The latest Face ID technology that Apple has implemented on the iPhone X is one of the greatest examples, although it half failed during demonstration at Apple’s event earlier this week. Facial recognition unlocking has been a feature long used in Android devices, even when we still had mediocre front facing cameras back in the day. It was only recently when companies like Samsung implemented iris scanning on its devices. Apple on the other hand isn’t the first to the party, but has definitely done extensive research to ensure that Face ID can replace Touch ID as a form of security measure for the iPhone. Chances of another person unlocking an iPhone via Face ID is one in a million, plus Apple has even gone as far as to making sure that 3D masks of individual won’t be identified as real faces on Face ID.

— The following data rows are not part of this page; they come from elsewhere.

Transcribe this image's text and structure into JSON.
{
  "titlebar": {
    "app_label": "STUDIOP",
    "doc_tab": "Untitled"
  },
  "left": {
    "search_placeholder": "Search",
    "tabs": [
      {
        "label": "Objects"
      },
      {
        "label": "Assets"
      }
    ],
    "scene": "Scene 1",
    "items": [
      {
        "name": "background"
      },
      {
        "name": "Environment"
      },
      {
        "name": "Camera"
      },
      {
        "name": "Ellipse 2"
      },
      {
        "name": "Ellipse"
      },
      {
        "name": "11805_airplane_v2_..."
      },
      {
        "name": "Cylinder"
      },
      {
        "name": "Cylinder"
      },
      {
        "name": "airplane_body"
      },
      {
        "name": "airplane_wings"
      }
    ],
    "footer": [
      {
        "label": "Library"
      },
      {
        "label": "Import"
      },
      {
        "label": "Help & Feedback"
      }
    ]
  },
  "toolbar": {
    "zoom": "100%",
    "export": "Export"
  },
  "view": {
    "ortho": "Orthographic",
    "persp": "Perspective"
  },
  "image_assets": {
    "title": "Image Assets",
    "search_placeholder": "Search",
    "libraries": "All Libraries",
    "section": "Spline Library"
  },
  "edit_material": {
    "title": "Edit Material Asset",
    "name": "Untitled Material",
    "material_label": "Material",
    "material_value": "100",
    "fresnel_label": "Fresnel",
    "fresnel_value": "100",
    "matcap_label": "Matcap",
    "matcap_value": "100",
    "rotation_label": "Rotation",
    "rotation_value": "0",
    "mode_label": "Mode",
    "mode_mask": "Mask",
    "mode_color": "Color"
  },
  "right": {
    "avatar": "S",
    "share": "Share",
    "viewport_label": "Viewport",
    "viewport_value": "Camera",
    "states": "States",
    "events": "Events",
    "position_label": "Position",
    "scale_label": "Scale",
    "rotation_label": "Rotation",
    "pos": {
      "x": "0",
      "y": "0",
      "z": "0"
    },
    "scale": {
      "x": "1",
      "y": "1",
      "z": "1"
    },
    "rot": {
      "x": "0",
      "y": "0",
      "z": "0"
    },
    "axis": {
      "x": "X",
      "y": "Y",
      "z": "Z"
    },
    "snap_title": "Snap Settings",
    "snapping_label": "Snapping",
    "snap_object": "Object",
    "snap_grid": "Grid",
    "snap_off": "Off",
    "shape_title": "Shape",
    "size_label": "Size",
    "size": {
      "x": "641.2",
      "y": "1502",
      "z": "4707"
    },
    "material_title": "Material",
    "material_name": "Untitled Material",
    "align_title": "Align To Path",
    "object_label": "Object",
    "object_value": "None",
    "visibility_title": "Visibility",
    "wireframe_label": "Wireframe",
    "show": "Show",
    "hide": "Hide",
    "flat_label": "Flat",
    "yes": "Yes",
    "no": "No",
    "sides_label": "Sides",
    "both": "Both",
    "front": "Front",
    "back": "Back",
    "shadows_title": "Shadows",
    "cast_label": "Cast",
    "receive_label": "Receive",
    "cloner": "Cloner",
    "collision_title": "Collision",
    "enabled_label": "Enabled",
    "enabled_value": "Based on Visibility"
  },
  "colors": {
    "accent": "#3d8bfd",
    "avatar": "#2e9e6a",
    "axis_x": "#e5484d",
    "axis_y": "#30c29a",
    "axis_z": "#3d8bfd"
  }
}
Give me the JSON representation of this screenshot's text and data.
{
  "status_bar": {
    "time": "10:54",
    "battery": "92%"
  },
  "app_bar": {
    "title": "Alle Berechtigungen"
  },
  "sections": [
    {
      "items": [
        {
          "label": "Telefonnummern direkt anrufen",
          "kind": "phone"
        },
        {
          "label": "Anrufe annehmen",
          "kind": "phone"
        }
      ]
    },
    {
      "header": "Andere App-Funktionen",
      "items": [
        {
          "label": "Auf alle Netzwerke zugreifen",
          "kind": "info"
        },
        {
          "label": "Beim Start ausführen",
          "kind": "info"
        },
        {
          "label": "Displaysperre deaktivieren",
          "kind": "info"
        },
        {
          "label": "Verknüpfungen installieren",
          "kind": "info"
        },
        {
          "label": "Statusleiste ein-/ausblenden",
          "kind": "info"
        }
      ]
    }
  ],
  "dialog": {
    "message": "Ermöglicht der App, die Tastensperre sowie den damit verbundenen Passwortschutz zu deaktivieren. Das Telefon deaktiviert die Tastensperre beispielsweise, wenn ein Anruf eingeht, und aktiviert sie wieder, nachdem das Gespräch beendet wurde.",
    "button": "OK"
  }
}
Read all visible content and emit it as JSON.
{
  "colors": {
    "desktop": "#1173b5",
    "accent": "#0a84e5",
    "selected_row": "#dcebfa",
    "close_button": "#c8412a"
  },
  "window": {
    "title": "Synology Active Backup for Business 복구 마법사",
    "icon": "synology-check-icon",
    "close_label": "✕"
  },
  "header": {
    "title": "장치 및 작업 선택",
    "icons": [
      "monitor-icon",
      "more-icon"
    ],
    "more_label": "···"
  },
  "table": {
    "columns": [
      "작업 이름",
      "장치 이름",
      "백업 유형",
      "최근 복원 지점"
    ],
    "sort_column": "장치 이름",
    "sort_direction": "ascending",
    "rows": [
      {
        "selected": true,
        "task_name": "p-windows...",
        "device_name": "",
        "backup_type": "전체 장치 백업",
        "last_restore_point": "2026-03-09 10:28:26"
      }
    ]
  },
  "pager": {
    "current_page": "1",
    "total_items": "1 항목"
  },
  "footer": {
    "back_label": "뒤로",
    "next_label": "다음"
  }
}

Dual camera setups have also been in existence for more than half a decade in the Android space. Companies such as HTC and LG took a nosedive into dual cameras, but manufacturers have only got the technology right not too long ago, followed by a trend of dual camera smartphones. Apple has only done so with the iPhone 7 Plus in 2016, and the company probably got more things right with dual camera setups than Android manufacturers did years ago.

Even for the more futuristic technologies like Google Tango are still very much in the experimental stage. Lenovo launched Google’s first Tango enabled device last year and it turned out to be a huge flop. This shows that being the first in everything does not make you the best. While Apple might not be adventurous when it comes to technology, it certainly gets most of them right.


Some of these points will definitely sound very pro-Apple. But before you Android fans begin sharpening your knives, do note that these are just a few examples of what Android and its devices can potentially achieve if it takes a couple of pointers from Apple’s iPhone. Do you think Android smartphones can be improved, or do you think the iPhone should learn from Android smartphones instead?